• [PROBLEM REQUIREMENTS] From the records, return each line that has the word "title" in it.

(App and web page records)
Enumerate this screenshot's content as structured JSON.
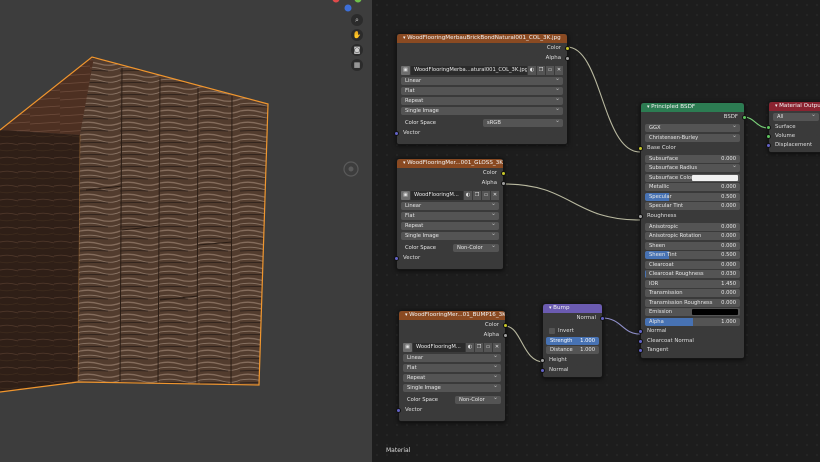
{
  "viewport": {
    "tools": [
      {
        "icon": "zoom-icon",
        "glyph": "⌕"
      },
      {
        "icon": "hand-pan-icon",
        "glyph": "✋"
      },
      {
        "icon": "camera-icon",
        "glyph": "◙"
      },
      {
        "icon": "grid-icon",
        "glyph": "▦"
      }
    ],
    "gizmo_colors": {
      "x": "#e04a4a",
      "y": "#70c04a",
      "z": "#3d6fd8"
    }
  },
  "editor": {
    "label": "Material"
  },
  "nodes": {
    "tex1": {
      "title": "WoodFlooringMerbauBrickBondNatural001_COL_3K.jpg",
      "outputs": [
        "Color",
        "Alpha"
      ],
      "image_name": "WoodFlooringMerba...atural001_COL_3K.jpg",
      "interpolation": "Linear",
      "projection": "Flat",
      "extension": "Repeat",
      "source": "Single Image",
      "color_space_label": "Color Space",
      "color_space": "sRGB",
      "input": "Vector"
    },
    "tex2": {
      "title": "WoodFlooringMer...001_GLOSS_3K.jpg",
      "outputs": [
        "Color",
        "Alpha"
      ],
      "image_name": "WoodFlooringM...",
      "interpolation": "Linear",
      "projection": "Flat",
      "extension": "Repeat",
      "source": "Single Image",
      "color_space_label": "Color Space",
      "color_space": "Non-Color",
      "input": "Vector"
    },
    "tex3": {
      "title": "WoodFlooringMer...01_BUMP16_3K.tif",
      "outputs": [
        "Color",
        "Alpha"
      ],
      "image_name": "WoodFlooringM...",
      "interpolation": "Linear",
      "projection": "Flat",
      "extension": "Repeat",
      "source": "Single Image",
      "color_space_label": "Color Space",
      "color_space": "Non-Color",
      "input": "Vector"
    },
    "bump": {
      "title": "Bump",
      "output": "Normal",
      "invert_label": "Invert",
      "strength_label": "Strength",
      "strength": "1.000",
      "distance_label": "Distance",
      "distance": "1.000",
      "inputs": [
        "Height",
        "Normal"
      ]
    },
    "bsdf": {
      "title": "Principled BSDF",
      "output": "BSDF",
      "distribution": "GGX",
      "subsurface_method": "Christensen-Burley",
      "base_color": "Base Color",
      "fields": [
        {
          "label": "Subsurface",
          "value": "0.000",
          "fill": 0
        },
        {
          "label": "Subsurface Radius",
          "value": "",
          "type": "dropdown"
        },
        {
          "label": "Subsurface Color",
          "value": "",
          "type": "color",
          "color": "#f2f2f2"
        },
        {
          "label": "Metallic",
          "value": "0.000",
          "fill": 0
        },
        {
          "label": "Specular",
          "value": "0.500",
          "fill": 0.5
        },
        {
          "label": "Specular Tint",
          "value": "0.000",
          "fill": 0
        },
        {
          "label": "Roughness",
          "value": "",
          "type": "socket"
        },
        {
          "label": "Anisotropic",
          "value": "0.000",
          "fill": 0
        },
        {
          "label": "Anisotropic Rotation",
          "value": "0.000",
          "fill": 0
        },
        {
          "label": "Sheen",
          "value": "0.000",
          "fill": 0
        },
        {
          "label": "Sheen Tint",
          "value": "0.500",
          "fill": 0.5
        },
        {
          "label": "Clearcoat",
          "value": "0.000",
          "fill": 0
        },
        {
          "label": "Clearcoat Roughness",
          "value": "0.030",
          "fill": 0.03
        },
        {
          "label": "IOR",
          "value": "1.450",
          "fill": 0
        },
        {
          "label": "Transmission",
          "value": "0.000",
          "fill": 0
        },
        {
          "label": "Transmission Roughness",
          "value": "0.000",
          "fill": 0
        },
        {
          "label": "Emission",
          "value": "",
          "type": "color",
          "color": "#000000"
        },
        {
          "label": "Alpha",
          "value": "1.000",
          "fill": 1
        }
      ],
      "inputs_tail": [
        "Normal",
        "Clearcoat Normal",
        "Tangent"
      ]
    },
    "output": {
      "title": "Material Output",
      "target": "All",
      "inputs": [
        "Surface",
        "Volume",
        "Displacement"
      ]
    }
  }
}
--
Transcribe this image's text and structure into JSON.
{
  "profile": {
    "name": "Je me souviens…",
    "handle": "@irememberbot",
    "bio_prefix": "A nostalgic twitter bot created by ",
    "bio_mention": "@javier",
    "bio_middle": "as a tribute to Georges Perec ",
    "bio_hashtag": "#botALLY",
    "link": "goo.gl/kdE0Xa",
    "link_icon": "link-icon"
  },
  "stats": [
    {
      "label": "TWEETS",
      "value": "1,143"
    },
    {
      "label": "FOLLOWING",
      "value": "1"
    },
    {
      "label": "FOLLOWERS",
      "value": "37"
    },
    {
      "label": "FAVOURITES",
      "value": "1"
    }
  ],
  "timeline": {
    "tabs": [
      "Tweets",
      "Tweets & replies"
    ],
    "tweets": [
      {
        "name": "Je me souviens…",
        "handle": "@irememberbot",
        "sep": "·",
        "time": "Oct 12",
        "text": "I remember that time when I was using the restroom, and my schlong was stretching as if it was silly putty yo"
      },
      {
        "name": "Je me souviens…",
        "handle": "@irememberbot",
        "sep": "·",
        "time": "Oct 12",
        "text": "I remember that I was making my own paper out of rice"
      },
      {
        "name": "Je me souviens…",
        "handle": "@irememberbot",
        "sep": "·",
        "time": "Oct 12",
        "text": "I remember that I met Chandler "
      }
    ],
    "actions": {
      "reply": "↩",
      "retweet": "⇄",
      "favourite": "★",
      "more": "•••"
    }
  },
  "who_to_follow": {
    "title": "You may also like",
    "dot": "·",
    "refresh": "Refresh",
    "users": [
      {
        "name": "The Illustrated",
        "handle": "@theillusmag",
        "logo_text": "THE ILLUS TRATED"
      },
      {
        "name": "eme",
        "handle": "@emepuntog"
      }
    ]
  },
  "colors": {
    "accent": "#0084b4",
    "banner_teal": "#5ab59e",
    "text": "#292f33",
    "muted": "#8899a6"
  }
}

• [RESULT OF THE EXERCISE]
      "title": "WoodFlooringMerbauBrickBondNatural001_COL_3K.jpg",
      "title": "WoodFlooringMer...001_GLOSS_3K.jpg",
      "title": "WoodFlooringMer...01_BUMP16_3K.tif",
      "title": "Bump",
      "title": "Principled BSDF",
      "title": "Material Output",
    "title": "You may also like",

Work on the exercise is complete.